WHAT YOU SHOULD DO: Filter these entries, keeping only lines that hold the word "status".

[[ EXERCISE DATA open ]]

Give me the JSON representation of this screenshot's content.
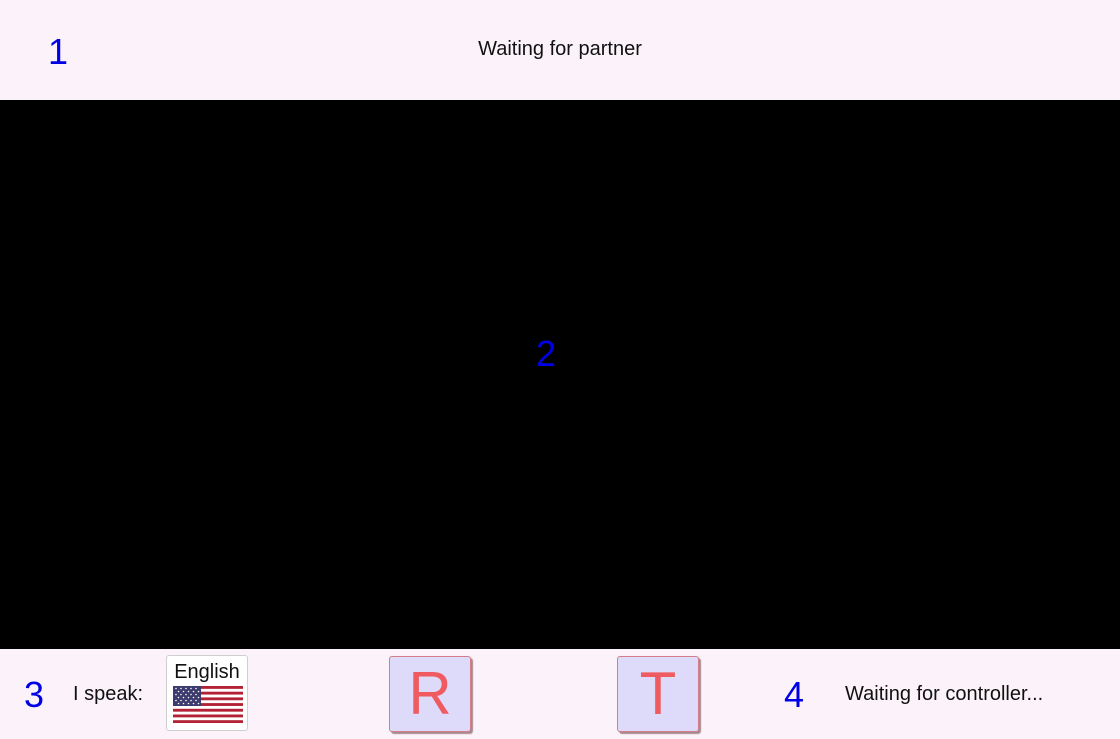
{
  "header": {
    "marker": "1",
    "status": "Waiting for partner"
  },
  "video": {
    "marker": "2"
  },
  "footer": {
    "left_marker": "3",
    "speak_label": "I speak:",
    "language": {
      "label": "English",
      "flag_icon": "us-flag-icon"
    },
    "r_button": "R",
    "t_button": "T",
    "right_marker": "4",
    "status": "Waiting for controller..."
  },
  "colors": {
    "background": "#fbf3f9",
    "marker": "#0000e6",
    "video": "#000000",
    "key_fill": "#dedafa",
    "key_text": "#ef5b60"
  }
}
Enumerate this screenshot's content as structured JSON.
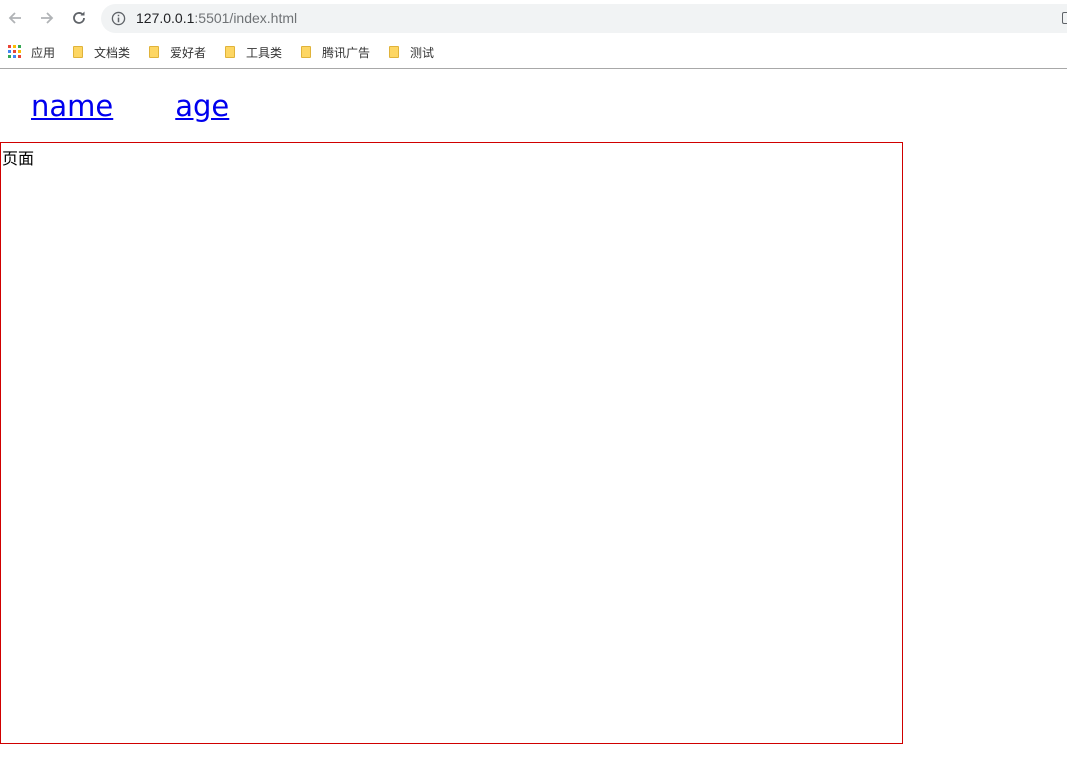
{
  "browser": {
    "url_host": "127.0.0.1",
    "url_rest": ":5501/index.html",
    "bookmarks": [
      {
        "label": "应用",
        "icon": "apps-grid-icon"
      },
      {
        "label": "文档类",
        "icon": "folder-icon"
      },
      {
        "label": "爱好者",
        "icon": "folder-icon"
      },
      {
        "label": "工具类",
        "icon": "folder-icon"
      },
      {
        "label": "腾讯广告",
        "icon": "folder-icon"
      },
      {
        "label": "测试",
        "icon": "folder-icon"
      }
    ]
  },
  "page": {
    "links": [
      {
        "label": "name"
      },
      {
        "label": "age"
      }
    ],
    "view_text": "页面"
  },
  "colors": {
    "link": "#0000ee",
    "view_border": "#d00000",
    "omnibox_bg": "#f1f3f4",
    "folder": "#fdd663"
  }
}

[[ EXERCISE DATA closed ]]

RESPONSE TO THE EXERCISE:
    "status": "Waiting for partner"
    "status": "Waiting for controller..."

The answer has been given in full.